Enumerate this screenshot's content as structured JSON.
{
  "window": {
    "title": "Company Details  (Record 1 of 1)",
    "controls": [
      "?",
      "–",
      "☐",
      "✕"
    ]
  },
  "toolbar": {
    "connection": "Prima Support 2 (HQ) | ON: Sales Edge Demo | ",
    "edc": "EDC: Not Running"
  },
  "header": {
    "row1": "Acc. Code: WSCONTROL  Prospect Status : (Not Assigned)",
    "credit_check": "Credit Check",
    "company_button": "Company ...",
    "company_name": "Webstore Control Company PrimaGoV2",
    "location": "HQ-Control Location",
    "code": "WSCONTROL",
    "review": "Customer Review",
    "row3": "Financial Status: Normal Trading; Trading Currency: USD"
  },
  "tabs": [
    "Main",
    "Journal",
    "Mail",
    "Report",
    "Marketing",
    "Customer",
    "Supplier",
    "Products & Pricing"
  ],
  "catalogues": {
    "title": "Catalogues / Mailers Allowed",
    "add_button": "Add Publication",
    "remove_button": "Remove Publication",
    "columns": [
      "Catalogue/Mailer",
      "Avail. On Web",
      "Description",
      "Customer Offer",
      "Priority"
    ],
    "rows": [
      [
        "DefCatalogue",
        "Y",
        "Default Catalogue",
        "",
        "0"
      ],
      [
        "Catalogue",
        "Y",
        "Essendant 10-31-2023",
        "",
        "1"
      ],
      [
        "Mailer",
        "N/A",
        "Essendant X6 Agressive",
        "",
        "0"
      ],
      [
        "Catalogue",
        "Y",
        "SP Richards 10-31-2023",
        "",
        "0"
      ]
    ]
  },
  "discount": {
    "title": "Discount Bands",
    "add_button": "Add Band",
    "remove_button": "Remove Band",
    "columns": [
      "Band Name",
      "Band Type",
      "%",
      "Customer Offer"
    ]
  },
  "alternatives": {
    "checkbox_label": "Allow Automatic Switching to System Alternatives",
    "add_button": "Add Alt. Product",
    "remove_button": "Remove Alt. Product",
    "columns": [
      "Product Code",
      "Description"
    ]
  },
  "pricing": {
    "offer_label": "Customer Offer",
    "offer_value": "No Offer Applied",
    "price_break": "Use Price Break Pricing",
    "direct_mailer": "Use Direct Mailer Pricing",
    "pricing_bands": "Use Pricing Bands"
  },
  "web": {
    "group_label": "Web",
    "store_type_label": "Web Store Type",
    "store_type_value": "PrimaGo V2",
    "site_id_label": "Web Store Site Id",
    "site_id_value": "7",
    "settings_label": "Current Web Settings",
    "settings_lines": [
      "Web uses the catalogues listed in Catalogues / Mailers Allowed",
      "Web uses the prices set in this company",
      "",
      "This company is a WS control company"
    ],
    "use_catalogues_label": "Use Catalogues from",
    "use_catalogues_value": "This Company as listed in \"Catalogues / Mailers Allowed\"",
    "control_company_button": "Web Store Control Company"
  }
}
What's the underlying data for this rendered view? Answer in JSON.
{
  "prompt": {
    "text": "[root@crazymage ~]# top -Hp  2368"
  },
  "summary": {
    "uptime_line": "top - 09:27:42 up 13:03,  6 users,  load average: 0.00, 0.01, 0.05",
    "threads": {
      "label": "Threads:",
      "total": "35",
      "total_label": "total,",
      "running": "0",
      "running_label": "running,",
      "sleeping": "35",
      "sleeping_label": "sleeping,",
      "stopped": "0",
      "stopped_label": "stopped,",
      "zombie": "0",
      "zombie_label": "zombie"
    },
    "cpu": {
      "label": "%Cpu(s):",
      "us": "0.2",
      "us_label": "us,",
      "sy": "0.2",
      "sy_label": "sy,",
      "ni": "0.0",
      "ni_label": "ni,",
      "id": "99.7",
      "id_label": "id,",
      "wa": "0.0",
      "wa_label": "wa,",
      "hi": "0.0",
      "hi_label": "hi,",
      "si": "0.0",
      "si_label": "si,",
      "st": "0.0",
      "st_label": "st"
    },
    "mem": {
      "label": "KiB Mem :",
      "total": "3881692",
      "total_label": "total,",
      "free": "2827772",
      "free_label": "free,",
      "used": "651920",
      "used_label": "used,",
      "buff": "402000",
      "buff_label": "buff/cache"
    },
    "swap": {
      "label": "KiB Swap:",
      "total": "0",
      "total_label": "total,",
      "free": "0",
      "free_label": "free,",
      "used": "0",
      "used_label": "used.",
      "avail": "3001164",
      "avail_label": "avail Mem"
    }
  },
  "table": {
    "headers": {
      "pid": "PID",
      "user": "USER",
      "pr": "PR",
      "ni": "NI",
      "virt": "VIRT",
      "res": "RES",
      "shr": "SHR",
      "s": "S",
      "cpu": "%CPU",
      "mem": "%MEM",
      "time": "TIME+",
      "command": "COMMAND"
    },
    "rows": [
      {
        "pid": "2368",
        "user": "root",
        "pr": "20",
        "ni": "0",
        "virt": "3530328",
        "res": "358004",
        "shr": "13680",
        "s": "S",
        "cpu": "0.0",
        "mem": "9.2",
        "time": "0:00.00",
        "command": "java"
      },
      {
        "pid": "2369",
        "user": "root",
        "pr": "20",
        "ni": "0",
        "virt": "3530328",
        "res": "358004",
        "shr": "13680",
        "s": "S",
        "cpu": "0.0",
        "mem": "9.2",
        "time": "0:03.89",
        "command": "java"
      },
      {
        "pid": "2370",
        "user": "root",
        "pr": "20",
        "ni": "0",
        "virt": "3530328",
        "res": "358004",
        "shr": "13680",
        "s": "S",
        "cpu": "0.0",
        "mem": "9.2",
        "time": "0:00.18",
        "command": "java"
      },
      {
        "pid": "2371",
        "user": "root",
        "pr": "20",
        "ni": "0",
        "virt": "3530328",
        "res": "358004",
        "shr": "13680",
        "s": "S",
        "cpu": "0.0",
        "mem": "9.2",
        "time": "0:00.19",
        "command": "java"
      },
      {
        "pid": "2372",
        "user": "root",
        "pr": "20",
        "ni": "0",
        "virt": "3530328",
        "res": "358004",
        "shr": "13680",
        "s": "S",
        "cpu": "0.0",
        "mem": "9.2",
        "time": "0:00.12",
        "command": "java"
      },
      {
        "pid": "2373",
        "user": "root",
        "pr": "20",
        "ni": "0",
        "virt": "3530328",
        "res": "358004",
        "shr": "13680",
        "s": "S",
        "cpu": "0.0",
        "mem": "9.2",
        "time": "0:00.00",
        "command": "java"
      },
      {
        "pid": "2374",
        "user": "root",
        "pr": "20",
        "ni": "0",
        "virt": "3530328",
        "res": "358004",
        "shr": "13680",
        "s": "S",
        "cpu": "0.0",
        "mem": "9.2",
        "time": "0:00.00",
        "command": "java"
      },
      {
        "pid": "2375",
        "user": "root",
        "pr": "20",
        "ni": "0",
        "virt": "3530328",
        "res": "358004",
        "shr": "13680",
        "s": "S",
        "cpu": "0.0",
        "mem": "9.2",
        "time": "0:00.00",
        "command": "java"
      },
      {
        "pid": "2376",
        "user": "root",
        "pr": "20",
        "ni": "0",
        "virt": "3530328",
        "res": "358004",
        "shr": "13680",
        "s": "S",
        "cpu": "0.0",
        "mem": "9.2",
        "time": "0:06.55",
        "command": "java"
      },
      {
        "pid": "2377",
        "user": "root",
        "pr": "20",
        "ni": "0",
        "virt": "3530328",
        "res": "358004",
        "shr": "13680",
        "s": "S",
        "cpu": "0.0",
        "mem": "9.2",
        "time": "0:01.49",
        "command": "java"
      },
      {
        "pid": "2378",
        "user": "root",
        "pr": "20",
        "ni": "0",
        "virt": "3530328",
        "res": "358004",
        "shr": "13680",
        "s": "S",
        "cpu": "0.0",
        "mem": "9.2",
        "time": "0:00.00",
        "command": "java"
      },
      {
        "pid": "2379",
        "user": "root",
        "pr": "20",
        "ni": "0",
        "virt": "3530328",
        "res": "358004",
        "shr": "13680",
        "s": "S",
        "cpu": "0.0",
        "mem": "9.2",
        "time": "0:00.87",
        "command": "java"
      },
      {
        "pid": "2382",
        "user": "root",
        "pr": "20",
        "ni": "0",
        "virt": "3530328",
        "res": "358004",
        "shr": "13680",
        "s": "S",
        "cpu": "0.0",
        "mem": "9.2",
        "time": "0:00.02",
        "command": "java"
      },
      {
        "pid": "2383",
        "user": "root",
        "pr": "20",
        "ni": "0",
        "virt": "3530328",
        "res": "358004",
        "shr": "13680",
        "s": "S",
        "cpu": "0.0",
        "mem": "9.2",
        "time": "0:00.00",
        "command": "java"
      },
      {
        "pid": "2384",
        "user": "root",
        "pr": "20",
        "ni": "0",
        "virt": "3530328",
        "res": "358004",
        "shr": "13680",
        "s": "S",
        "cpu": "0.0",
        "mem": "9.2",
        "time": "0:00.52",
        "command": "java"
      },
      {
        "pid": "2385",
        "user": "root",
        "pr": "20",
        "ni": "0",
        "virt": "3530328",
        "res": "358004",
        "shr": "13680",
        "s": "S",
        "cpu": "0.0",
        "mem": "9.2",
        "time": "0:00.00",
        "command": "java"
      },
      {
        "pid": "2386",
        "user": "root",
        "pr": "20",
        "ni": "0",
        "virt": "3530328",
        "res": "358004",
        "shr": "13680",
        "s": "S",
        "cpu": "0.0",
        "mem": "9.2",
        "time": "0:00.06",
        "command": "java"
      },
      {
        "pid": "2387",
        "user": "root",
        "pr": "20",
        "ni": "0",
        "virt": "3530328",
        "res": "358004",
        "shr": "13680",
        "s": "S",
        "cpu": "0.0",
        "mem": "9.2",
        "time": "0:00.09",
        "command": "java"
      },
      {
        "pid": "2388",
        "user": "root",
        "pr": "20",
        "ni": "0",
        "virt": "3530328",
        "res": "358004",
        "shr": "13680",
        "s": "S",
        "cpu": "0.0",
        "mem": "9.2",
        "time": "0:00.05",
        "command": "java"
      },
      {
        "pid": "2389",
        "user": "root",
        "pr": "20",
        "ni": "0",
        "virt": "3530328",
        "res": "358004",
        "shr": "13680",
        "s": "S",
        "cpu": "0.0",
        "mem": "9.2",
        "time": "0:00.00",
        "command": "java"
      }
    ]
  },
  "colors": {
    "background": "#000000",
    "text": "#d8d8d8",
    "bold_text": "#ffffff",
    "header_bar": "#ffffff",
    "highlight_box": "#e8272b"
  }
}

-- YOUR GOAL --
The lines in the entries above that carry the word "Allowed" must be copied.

-- EXERCISE SOLUTION --
    "title": "Catalogues / Mailers Allowed",
      "Web uses the catalogues listed in Catalogues / Mailers Allowed",
    "use_catalogues_value": "This Company as listed in \"Catalogues / Mailers Allowed\"",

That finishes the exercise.